If a task is going nowhere or you find yourself at the point of rapidly diminishing returns, just stop. Recognise you’re wasting time and becoming stressed and do something else. This might mean taking a break, going for a five minute walk or chatting to a colleague.
Or it could be switching to a different task. Make a positive, conscious decision to focus your energies elsewhere and take back control. If you return to the task 20 minutes later, it’s often much easier to make headway.
One unfortunate aspect of the knowledge economy is the belief that, to be productive, we must be have constantly full diaries. But filling every moment of your day up will make you stressed and overworked – and actually less productive, not more. There are two reasons for this: the first is that you need unstructured time to have big ideas and think in the long term. The second is you can fall into the trap of measuring your own value by the hours you work, not the usefulness of the work that you produce.
Go home on time
People often believe they cannot be doing a good job unless they’re working until 9pm every night. This is rubbish. The UK works famously long hours and is one of the least productive major economies in Europe. So leave the office at 6pm and encourage those you manage to do so, too. Th is also means you and your staff will spend more time with your families, which should in turn make you happier and more effective as a team.
Practice device discipline
One of the reasons stress is such a modern epidemic is that we never turn off – and we have smartphones to largely thank for this. We often check our phones the moment we wake up and last thing before we go to bed. Some of us even wake in the middle of the night to look at email. Turn devices off an hour before you turn in, check them no more than once a day on holiday, and try to deprioritise them generally. If you are talking to a colleague or client, you should be giving them your attention, not checking your email every 30 seconds.
You don’t actually have to mediate or practice mindfulness, but it’s a good idea to look at some of these techniques and see if they could work for you. Detach briefly from the always on electronic swarm of the modern office and spend some time reflecting, breathing and relaxing. There are numerous apps that will help you do this (eg, Calm). If mindfulness isn’t your bag, going for a quiet walk outside can be just as valuable.
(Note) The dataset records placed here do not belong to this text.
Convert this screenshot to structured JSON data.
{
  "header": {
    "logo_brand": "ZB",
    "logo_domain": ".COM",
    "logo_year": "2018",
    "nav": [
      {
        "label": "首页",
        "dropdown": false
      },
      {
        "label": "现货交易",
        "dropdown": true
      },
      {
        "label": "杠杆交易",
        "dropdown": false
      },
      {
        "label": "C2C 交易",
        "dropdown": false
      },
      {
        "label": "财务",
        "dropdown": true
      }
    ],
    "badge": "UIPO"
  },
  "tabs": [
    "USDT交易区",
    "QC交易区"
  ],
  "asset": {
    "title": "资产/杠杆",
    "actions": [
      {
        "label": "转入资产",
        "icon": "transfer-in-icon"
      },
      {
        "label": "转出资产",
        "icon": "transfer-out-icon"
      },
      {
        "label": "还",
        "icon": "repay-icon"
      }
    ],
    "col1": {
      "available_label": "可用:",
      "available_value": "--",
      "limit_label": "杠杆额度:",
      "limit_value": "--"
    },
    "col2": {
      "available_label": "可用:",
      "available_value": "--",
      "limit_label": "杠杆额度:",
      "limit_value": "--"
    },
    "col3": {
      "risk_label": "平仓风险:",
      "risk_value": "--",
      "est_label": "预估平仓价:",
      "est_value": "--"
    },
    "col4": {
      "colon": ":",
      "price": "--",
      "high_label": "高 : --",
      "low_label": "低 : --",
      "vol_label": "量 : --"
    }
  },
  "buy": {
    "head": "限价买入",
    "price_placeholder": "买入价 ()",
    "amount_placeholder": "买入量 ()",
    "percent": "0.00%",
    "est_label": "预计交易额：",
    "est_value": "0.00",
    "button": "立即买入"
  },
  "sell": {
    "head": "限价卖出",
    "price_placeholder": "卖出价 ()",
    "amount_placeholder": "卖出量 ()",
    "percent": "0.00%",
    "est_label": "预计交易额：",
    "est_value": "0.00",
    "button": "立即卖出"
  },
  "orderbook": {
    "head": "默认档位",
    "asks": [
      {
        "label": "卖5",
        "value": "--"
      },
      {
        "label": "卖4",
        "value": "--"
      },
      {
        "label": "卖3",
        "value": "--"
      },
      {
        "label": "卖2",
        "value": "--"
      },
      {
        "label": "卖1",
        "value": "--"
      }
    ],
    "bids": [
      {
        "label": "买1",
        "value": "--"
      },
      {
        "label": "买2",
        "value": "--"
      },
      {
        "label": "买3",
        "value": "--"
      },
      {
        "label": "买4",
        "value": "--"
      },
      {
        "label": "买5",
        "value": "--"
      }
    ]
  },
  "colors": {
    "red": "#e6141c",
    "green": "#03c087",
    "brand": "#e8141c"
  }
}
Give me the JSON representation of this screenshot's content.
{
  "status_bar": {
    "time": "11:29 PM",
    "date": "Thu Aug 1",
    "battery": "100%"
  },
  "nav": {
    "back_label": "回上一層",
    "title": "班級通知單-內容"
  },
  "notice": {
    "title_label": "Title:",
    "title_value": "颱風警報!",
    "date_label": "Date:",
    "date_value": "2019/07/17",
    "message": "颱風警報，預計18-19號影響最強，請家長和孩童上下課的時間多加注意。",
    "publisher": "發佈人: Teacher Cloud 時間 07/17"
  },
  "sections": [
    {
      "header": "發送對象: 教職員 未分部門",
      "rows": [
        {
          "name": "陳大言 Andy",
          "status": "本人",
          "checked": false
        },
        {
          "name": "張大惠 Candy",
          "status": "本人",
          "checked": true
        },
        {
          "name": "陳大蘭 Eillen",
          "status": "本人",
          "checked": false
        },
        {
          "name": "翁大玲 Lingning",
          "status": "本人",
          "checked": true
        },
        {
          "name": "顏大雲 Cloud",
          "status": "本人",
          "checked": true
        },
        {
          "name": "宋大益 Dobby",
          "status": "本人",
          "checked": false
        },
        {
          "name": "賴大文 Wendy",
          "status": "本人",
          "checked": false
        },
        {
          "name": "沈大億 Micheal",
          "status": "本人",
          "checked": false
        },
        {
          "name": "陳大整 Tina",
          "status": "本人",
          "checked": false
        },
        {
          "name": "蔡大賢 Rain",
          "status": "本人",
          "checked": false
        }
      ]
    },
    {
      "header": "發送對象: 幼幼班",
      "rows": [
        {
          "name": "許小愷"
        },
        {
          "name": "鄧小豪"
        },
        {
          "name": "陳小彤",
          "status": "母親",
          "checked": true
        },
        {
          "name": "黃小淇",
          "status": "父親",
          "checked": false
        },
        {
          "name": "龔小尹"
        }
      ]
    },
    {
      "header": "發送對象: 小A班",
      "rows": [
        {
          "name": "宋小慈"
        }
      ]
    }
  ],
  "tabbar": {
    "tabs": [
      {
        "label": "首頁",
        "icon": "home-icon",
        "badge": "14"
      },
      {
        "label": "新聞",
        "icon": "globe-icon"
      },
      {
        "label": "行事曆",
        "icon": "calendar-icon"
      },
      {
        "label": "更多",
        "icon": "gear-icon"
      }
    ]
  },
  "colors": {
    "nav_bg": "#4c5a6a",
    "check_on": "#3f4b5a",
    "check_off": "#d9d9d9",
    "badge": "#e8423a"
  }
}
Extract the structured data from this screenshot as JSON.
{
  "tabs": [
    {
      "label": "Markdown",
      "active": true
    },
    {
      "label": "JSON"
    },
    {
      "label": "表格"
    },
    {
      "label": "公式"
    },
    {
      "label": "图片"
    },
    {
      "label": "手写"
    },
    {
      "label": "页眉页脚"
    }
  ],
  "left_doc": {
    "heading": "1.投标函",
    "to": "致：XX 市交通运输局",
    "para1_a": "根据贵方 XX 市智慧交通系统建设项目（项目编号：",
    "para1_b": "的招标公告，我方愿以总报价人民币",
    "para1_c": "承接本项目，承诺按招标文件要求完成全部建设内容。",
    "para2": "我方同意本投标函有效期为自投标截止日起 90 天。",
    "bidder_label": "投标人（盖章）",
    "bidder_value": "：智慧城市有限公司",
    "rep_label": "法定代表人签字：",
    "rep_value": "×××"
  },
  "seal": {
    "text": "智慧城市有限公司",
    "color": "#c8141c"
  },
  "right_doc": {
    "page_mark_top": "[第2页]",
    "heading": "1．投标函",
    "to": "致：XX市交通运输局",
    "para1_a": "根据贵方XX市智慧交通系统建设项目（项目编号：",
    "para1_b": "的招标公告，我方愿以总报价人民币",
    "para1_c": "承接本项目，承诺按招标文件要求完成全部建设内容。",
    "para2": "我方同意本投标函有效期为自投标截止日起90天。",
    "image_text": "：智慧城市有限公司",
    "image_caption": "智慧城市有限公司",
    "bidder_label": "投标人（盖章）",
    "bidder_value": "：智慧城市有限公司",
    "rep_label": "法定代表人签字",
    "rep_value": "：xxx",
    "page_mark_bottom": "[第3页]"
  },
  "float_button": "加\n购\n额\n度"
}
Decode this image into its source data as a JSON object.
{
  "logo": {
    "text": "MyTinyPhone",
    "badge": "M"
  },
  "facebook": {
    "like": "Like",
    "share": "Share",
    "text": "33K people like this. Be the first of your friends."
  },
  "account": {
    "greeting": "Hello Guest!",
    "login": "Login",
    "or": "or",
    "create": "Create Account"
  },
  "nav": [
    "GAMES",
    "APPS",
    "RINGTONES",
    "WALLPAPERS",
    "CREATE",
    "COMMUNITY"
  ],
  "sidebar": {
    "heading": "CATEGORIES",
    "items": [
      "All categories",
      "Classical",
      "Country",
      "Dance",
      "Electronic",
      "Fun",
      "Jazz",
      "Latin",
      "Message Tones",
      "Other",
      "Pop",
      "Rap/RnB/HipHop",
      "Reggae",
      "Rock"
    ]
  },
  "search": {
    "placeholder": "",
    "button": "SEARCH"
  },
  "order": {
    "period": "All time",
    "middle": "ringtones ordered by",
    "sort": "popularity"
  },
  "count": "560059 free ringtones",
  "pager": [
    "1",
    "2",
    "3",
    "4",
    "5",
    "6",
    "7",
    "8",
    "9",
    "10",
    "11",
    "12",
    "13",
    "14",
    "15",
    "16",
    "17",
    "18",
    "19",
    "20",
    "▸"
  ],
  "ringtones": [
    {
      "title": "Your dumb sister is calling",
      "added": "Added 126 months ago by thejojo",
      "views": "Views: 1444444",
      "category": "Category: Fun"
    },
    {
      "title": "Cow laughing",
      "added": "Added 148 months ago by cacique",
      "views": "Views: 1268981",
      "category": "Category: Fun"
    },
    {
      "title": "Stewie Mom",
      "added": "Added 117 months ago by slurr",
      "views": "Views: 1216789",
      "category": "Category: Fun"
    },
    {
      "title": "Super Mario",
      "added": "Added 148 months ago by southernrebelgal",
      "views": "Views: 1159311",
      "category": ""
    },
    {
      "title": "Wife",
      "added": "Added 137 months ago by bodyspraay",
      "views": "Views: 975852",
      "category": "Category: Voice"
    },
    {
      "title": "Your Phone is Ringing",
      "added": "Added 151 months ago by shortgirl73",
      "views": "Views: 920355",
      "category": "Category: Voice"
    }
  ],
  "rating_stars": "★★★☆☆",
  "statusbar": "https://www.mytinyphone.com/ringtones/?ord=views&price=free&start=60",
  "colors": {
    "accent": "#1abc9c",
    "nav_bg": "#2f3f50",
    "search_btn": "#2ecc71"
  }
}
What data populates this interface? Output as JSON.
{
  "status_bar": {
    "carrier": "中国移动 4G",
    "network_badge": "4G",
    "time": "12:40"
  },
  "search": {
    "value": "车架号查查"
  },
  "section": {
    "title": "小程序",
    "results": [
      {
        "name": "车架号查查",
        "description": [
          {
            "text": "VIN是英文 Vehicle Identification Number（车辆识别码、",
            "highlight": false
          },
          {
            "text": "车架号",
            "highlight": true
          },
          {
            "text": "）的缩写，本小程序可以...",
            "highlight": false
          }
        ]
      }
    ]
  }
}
Don’t beat yourself up
Stick to a workplace health and wellness routine and treat it as just important as your job – because it is. But don’t beat yourself up if you miss a session. With exercise, healthy eating and mental well-being, every little really does help – and it is always better to do something rather than nothing.
View our upcoming wellness-related events
Content by zed – visit zedcreative.co.uk to find out more
I sleep there, I eat there, I meet friends there, I have business meetings there, I like it, It's my club!Gregg Wallace
It’s always a delight to meet, network and entertain amidst the generally relaxed vibes that radiates throughout Home GrownGladstone Small
Home Grown is immersed with an overflowing energy, unrivalled facilities yet the club has a certain uniqueness.Luke Reed
What a special delight and home from home! I stay here whenever I come to London and their Scale-up events are on the money.John Courtney
We are all crying out for opportunities to bump into other people, to spark ideas off them that make us happier, more fulfilled and more imaginative: Home Grown is a forum for just this creative serendipity.Tas Tasgal
Home Grown is more to me than just my office in London. It’s a community. It’s a place to network with other business people. But most of all it’s got that super friendly and positive vibe that you just can’t wait to get there each time.Neil Thompson